The last straw for me was when I tried to get WordTsar running under MacOS. I tweaked here and there. Keyboard input was a pain, but then it was under Qt as well. It was just easier under Qt because I’d already fixed the issue under wxWidgets. So, what was it that I couldn’t get working?
I use timers to update WordTsar’s status bar, do word counting, and flash the carat. None of it worked under MacOS. Again, I tweaked here and tweaked there, but I just couldn’t get timers to work. Really, timers are a pretty basic function. They should Just Work.
About two years back, I did a test port to Qt to help me find an elusive bug. I moved over just enough code to help track down the bug, and stopped. This time around, I didn’t.
WordTsar is now 100% Qt based, with all the functionality of version 0.1 Release 1977. Well, almost. The Linux version of WordTsar had spell check working, using Hunspell. Non of the other ports did. I’ve decided to leave spell check out since I want to do it in a more cross-platform way.
What differences will you see with the Qt port? Some of the dialogs look different. Yup, that’s pretty much it.
Well, except for one thing.
The Qt version is SIGNIFICANTLY faster than the wxWidgets version. Why? Two things in particular:
Measuring of text under Qt just flies. Under Linux, measuring the widths of 605,814 characters took roughly 1800 ms. With the code optimized to measure strings instead of characters, I got that down to 460 ms. Under Qt, which can only measure individual character widths* the speed is 138 ms. That is a massive speed improvement.
QString vs wxString is the second big increase. I do a lot of parsing of strings using .Mid(), .BeforeFirst(), .Left(), etc. I do no in string indexing (i.e. string[x]). Parsing WordTsar dot commands (string heavy) on a 111,000 word novel took 1060 ms under wxWidgets. With Qt, that process took 348 ms. I was planning to optimize the dot command routines to speed things up, and I still will (via some form of caching), but I can postpone that work now.

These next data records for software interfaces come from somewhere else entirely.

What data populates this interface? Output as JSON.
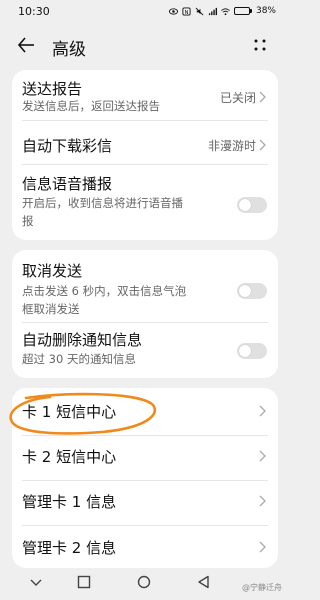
{
  "status_bar": {
    "time": "10:30",
    "battery": "38%"
  },
  "header": {
    "title": "高级"
  },
  "group1": {
    "delivery_report": {
      "label": "送达报告",
      "desc": "发送信息后，返回送达报告",
      "value": "已关闭"
    },
    "auto_download_mms": {
      "label": "自动下载彩信",
      "value": "非漫游时"
    },
    "voice_broadcast": {
      "label": "信息语音播报",
      "desc_line1": "开启后，收到信息将进行语音播",
      "desc_line2": "报",
      "enabled": false
    }
  },
  "group2": {
    "cancel_send": {
      "label": "取消发送",
      "desc_line1": "点击发送 6 秒内，双击信息气泡",
      "desc_line2": "框取消发送",
      "enabled": false
    },
    "auto_delete_notifications": {
      "label": "自动删除通知信息",
      "desc": "超过 30 天的通知信息",
      "enabled": false
    }
  },
  "group3": {
    "items": [
      "卡 1 短信中心",
      "卡 2 短信中心",
      "管理卡 1 信息",
      "管理卡 2 信息"
    ]
  },
  "watermark": "@宁静迁舟",
  "colors": {
    "background": "#efefef",
    "card": "#ffffff",
    "annotation": "#f08a1c",
    "toggle_off": "#e0e0e0"
  },
  "icons": [
    "back-arrow-icon",
    "more-icon",
    "chevron-right-icon",
    "nav-back-icon",
    "nav-home-icon",
    "nav-recents-icon",
    "nav-collapse-icon"
  ]
}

What this all comes out to, is under wxWidgets, laying out a 111,000 word document took 1670 ms. Not bad, really. Under Qt, the same process takes 576 ms. That’s a very noticeable difference.
I’ll be testing the Qt version over the next week by editing a 92,000 word novel and bringing that up to 100,000 words or so. Not a bad stress test. If all works out, there will be a WordTsar 0.2 Release xxxx happening next week for Linux, Windows, and MacOS.
* wxWidgets has GetPartialTextExtents() which, when passed in a string, will return an array of character widths. Qt has no such function. You can get the width of an entire string, but not the characters in that string. So, with Qt, I must measure each character.